Businesspeople are prepared to press on with the government’s plan to gradually reopen the economy under health protocols to establish a “new normal” amid the continued rise of confirmed COVID-19 cases in Indonesia.
On May 20, Health Minister Terawan Agus Putranto signed a set of policies on the prevention and control of COVID-19 in offices and factories.
The policies set requirements for businesses to be allowed to reopen. These include ensuring sufficient hand washing facilities, checking employees’ temperatures, requiring employees to wear masks, keeping one meter of distance between employees at work, minimizing physical interaction with customers and avoiding the formation of crowds.
Indonesian Chamber of Commerce and Industry (Kadin) deputy chairwoman Shinta Kamdani said on Tuesday that reopening – with health protocols – was necessary to help cash-strapped businesses recover. But with confirmed cases still increasing, Shinta acknowledged that employees returning to work could be exposed to the coronavirus.
“I don’t think we can wait until the pandemic is completely under control,” Shinta told The Jakarta Post in a phone interview. “We can only make an assessment based on businesses’ preparedness to implement the protocols in order to minimize the risks.”
Shinta said essential businesses had taken similar measures: requiring employees to wear face masks, disinfecting workplaces and providing hand sanitizer and hand washing facilities. However, she thought small and medium businesses might find it harder to implement the protocols.
The government has been struggling to keep the economy afloat during the outbreak, which has battered Indonesia’s economic growth to a 19-year low of 2.97 percent in this year’s first quarter.
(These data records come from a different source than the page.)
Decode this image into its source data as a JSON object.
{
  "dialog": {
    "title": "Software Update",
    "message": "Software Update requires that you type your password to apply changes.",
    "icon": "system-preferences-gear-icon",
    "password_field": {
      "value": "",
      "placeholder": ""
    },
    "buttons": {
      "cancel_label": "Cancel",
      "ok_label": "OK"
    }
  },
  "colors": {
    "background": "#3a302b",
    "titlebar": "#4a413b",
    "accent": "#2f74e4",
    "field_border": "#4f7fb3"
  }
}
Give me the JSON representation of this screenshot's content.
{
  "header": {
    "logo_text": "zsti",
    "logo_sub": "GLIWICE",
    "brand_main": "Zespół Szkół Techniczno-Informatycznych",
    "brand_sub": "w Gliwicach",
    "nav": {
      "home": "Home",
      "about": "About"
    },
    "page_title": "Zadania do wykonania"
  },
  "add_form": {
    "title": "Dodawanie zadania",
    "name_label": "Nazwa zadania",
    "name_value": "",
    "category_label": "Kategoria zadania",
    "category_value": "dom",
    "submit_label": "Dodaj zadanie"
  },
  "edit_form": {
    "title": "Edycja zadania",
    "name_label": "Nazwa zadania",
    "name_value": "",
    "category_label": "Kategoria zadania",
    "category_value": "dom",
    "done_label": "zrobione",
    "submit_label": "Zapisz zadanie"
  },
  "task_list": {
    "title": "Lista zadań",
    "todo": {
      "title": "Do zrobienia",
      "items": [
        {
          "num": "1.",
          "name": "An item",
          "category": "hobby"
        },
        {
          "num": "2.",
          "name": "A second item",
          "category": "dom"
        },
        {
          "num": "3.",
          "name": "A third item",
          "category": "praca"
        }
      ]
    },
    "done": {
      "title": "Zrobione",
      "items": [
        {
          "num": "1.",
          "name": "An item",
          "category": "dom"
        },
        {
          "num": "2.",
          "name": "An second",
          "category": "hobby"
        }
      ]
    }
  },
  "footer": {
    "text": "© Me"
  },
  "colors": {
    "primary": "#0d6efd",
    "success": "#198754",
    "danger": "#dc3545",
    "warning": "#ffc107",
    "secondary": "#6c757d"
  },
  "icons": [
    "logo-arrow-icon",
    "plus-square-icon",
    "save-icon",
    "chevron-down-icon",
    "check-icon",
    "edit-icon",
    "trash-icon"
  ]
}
The large-scale social restrictions (PSBB) meant to contain the spread of the virus in the epicenters of Greater Jakarta and Surabaya, East Java, among other regions, have forced businesses to close and left millions without jobs.
Government Regulation (PP) No. 21/2020 requires all workplaces, except those in essential sectors, to temporarily shut down in areas under PSBB.
“However, it’s impossible to impose restrictions on workplaces forever. We should keep the wheels of our economy running,” Terawan said in a statement on the Health Ministry’s official website on Saturday. “That’s why workplaces must prepare to adapt to changes amid the COVID-19 situation, also known as the new normal.”
Terawan said the policies to handle the COVID-19 pandemic “must remain supportive of the continuity of the people’s economic activity, so, health-wise, they require prevention and control measures at offices and industry sites”.
Indonesia recorded 415 new COVID-19 cases and 27 more deaths on Tuesday, bringing the total number of cases to 23,165 nationwide with 1,418 total deaths.
Indonesian Shopping Center Association (APPBI) chairman Stefanus Ridwan said on Tuesday that shopping malls would limit the number of visitors to just half of the normal number and would maintain safe distances at restaurants in the malls.
“I think 50 percent [of the normal visitors] is fine,” Stefanus told the Post. “Moreover, it is unlikely that everyone will go to the shopping malls at the early stage as some are probably still afraid and the economy has yet to recover.”
Statistics Indonesia (BPS) data shows that household consumption, which accounts for more than a half of the country’s economy, grew by just 2.84 percent in the first quarter, down from about 5 percent in the same period last year. As of April 20, more than 2 million people had lost their jobs. Others have decided to rein in their spending.
APPBI Jakarta chapter chairwoman Ellen Hidayat said that 60 malls in the capital would reopen for business on June 5 and four others would reopen on June 8 in line with the Jakarta gubernatorial regulation on PSBB extension, which will end on June 4.
Jakarta Governor Anies Baswedan has hinted that the city administration will not extend the measure a fourth time and that Jakartans should be ready to face a “new normal”.
However, reopening the economy may not help the hotel industry as consumers will have less holiday time than they normally do and the government will have fewer meetings and conferences, said Indonesian Hotel and Restaurant Association (PHRI) vice chairman Maulana Yusran.
The government has cut its budget for such activities and has reallocated the funds towards the effort to contain COVID-19. The state budget deficit is expected to pass 6 percent this year.
“In the new normal, which will go from June to the end of the year, the government’s activities may not be optimal or may even be at a minimum,” Maulana said, projecting that the country’s hotel market might only begin recovering next year.
The occupancy rate in hotels across the country almost halved in March to 32.24 percent annually. Hotels get between 70 percent and 80 percent of their revenue, on average, from government meetings and conferences.( JP / IM )